Creating Healthy and Energy-Efficient Housing
What Does the Research Tell Us?
Most newer manufactured homes in the Pacific Northwest, as well as many older mobile homes, have a vapor retarder on the inside of the wall cavity--typically right behind the gypsum board. However, many older mobile homes, especially those built before the 1980s, were manufactured with a vapor retarder on the outside of the wall cavity--generally right behind the metal (or sometimes wood) siding. [continue reading]
Heating contractors, inspectors, and energy auditors all have different approaches to inspecting combustion appliances. Combustion problems come in various sizes and shapes, and individual tests may not by themselves prove if the house is actually safe. [continue reading]
Conventional fireplaces are incompatible with new, tighter housing, or with weatherized homes because of their large air requirements and the incomplete combustion products they produce. [continue reading]
The US Environmental Protection Agency (EPA) is developing a model radon control standard for residential construction, with adoption of the standard expected sometime this winter. [continue reading]
After more than a decade of training and field experience, low-income weatherization crews are substantially increasing the air tightness of homes. [continue reading]
I was at the Energy OutWest Conference several years ago, but a memory still stands out from that event.

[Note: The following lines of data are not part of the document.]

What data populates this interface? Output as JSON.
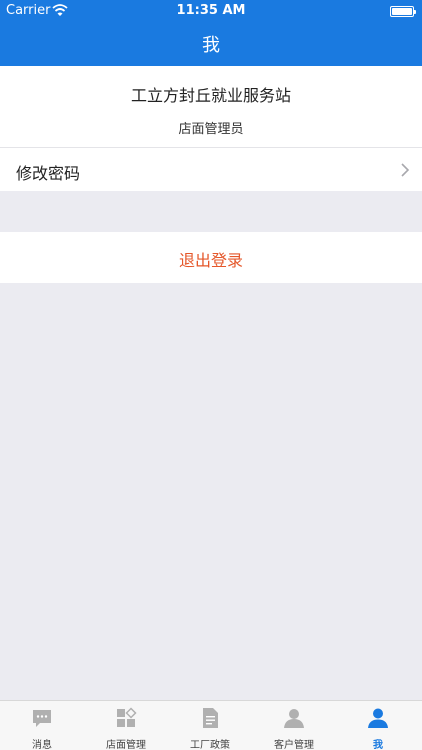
{
  "status": {
    "carrier": "Carrier",
    "time": "11:35 AM"
  },
  "nav": {
    "title": "我"
  },
  "profile": {
    "name": "工立方封丘就业服务站",
    "role": "店面管理员"
  },
  "menu": {
    "change_password": "修改密码"
  },
  "logout": {
    "label": "退出登录"
  },
  "tabs": [
    {
      "label": "消息",
      "icon": "message-icon"
    },
    {
      "label": "店面管理",
      "icon": "store-icon"
    },
    {
      "label": "工厂政策",
      "icon": "document-icon"
    },
    {
      "label": "客户管理",
      "icon": "customers-icon"
    },
    {
      "label": "我",
      "icon": "person-icon",
      "active": true
    }
  ],
  "colors": {
    "brand": "#1a7ae0",
    "logout": "#e5572a",
    "background": "#ebebf1"
  }
}
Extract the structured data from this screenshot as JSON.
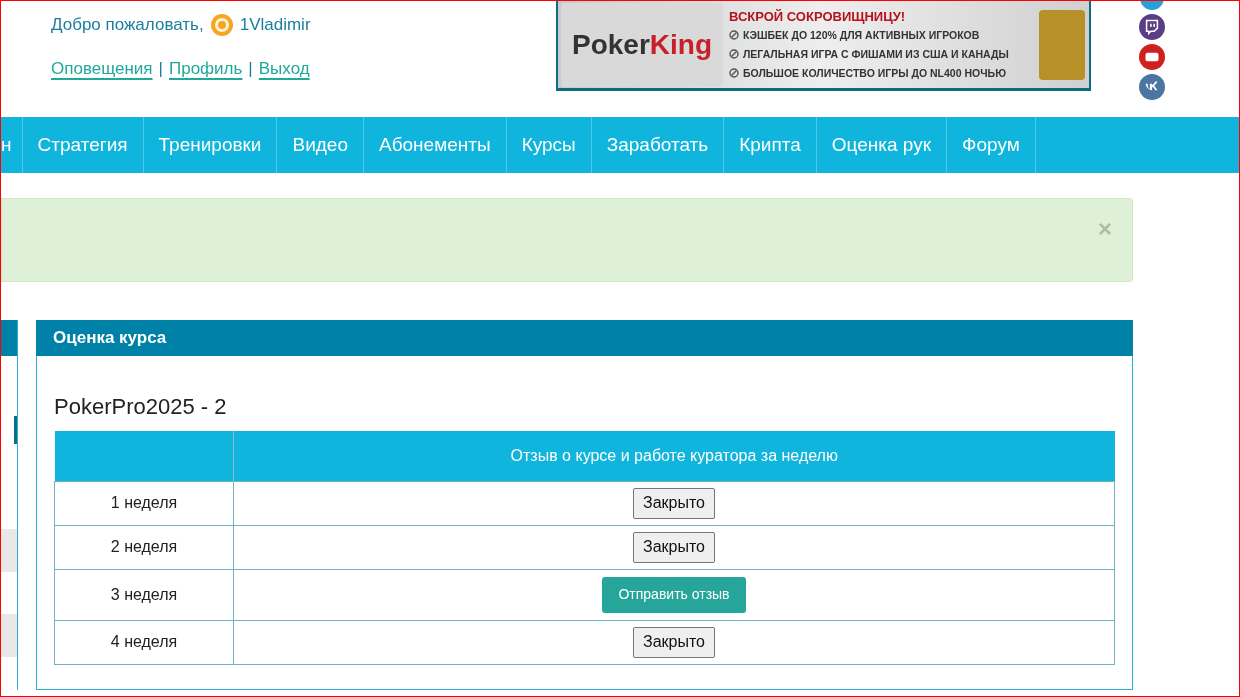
{
  "header": {
    "welcome": "Добро пожаловать,",
    "username": "1Vladimir",
    "links": [
      {
        "label": "Оповещения"
      },
      {
        "label": "Профиль"
      },
      {
        "label": "Выход"
      }
    ],
    "separator": "|"
  },
  "banner": {
    "logo_left": "Poker",
    "logo_right": "King",
    "headline": "ВСКРОЙ СОКРОВИЩНИЦУ!",
    "bullets": [
      "КЭШБЕК ДО 120% ДЛЯ АКТИВНЫХ ИГРОКОВ",
      "ЛЕГАЛЬНАЯ ИГРА С ФИШАМИ ИЗ США И КАНАДЫ",
      "БОЛЬШОЕ КОЛИЧЕСТВО ИГРЫ ДО NL400 НОЧЬЮ"
    ]
  },
  "social": [
    {
      "kind": "partial",
      "color": "#2a9fd6"
    },
    {
      "kind": "twitch",
      "color": "#5a3e85"
    },
    {
      "kind": "youtube",
      "color": "#d0201e"
    },
    {
      "kind": "vk",
      "color": "#4c75a3"
    }
  ],
  "nav": [
    {
      "label": "н"
    },
    {
      "label": "Стратегия"
    },
    {
      "label": "Тренировки"
    },
    {
      "label": "Видео"
    },
    {
      "label": "Абонементы"
    },
    {
      "label": "Курсы"
    },
    {
      "label": "Заработать"
    },
    {
      "label": "Крипта"
    },
    {
      "label": "Оценка рук"
    },
    {
      "label": "Форум"
    }
  ],
  "alert": {
    "close": "×"
  },
  "panel": {
    "title": "Оценка курса",
    "course": "PokerPro2025 - 2",
    "table": {
      "columns": [
        "Отзыв о курсе и работе куратора за неделю"
      ],
      "rows": [
        {
          "week": "1 неделя",
          "action": {
            "label": "Закрыто",
            "kind": "closed"
          }
        },
        {
          "week": "2 неделя",
          "action": {
            "label": "Закрыто",
            "kind": "closed"
          }
        },
        {
          "week": "3 неделя",
          "action": {
            "label": "Отправить отзыв",
            "kind": "send"
          }
        },
        {
          "week": "4 неделя",
          "action": {
            "label": "Закрыто",
            "kind": "closed"
          }
        }
      ]
    }
  }
}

I ...
I am in San Diego for the Energy Out West conference, and I want to write about it, but while ...